It’s often said that people need to reach rock bottom before deciding to take a chance on that one thing that can change their life completely. For David Capablanca, rock bottom was realizing how much time he would spend working off his student loans.
“After a six-month grace period after college, I was working for low wages that didn’t justify the amount of student loans that I took out and an addition two to three years of work before I became a licensed architect,” he says.
“I had a master’s in architecture from one of the best schools, studying under the best architects, with a great portfolio. And hundreds of thousands of dollars in student debt.”
David eventually found a way out in stock trading. With no illusions that it’s a field where success is just handed out to people, he chose it over real estate, his second option. What followed was an arduous study schedule that saw him spend most of his days learning about trading.
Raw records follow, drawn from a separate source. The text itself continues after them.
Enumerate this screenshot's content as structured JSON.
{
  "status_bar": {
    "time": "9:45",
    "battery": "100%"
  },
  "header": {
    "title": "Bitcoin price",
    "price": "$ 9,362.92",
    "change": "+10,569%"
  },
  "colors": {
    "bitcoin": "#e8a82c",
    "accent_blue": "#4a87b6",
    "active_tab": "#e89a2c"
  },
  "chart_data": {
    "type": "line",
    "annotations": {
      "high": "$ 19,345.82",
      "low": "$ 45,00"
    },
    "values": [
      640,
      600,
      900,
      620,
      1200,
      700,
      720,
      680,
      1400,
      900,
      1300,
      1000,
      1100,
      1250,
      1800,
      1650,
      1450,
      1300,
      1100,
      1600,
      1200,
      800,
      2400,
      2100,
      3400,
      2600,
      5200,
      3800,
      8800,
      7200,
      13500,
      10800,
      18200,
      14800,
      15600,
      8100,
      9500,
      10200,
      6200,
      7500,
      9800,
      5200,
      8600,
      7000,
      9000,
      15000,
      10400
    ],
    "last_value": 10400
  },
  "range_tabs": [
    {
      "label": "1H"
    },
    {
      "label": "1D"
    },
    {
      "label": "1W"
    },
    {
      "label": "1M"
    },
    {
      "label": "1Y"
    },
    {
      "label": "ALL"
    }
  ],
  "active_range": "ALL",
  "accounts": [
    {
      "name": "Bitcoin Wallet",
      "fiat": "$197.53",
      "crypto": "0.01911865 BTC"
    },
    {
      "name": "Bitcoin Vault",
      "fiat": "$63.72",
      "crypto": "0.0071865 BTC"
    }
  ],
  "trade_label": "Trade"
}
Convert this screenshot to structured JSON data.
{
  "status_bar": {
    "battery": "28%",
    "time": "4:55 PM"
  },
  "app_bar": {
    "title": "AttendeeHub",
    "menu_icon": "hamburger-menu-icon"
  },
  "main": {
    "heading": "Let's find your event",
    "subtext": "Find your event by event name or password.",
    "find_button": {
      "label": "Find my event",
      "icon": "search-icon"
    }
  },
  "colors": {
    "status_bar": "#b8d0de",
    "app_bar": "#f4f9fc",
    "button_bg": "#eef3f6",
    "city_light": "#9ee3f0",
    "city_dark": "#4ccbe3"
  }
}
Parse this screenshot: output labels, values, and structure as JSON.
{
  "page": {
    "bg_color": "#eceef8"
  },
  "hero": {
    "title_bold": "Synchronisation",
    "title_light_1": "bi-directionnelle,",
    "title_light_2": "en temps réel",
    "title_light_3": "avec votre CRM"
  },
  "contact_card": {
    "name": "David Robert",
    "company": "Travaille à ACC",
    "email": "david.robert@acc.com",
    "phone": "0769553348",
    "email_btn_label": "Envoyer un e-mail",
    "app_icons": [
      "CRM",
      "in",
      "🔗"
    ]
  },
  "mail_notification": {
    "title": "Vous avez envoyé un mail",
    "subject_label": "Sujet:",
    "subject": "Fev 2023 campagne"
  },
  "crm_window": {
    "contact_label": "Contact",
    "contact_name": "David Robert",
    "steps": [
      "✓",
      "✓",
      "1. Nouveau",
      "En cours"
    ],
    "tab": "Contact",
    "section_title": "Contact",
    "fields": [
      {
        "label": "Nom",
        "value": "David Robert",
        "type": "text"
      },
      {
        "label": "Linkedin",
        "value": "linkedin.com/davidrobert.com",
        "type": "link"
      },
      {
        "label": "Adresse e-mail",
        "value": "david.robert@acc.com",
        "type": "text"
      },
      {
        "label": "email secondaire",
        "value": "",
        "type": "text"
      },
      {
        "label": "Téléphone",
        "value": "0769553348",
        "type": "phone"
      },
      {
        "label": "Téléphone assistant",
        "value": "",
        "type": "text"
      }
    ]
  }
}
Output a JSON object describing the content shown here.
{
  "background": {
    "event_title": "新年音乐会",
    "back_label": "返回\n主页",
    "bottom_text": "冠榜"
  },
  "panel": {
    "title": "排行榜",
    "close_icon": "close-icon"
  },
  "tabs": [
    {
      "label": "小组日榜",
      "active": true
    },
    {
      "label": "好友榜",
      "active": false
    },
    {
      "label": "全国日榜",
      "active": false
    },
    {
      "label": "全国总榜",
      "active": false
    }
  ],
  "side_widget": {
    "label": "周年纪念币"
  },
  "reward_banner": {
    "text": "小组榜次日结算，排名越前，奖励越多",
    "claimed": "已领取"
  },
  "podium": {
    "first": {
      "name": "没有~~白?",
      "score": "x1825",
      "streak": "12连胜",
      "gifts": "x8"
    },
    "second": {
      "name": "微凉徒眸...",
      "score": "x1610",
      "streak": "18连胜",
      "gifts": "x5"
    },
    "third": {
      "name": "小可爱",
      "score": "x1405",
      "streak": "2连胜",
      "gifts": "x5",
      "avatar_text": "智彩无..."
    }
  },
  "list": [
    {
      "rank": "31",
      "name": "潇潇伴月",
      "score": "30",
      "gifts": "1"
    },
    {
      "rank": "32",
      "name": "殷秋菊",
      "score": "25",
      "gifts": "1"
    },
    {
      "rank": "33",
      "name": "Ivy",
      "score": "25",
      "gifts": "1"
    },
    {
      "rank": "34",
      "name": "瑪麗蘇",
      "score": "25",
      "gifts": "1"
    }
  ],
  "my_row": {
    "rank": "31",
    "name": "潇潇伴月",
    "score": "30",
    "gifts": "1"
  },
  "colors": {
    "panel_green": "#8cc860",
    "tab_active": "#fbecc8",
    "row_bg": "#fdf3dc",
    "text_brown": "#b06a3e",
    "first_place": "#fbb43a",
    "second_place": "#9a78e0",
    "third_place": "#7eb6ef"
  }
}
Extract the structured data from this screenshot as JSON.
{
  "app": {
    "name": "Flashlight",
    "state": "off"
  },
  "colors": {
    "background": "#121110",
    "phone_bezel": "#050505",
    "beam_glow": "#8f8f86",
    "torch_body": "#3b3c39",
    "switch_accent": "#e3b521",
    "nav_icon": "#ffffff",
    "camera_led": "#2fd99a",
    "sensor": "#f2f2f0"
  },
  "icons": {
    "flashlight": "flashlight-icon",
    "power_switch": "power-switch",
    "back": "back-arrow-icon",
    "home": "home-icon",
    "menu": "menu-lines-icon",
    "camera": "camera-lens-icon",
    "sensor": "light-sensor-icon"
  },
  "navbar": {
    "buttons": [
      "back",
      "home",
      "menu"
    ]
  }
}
“I used to be all over Facebook in college, but then all of a sudden, I completely dropped out,” he recalls. “I was like Batman because Batman disappeared for three years. It was a complete switch. I lived out of an office and spent 18 to 20 hours a day just studying.”
Besides spending every moment he could spare studying, David Capablanca knew he had to create a strategy that would make him stick with trading. He initially gave himself a timeline of 5 to 10 years to make it as a trader, but he was able to meet the goal well before that.
But he also knew that trading could get tricky and that people are prone to giving it up.
“I knew a lot of people that failed at trading. They give themselves an out,” he says. “But there was a strategy that the Greeks had called ‘burning the boats,’ and it’s what Hernan Cortes used when he came over to conquer Mexico. After meeting dissent from his crew upon landing in Mexico, he waited until they were asleep and burned the ships they came on. There was nowhere to go but forward from then on.”
His drastic approach meant that, when market conditions became just right, David Capablanca knew which sales he needed to execute and when. So he rose from the ashes of seclusion and started a career in a new challenging field with a triumph.
He hasn’t stopped since. Becoming a master trader meant learning from other masters, and he had the opportunity to do so in Puerto Rico. There, he fell in with White Diamond Research, found mentors in some of the best traders today, and expanded his knowledge about shorting stocks and identifying red flags in companies.
His experiences also gave him plenty to discuss in his podcast, The Friendly Bear. Whether it’s books about trading, reviews of trades, or interviews with some of the top traders he has access to, David Capablanca’s seeing the benefits of the risks he’s taken come in; and the future looks bright.
“In the future, I want to use my own resources and capabilities to design skyscrapers. It’s giving me the means to do two things I love, and I have the skills for both,” he says.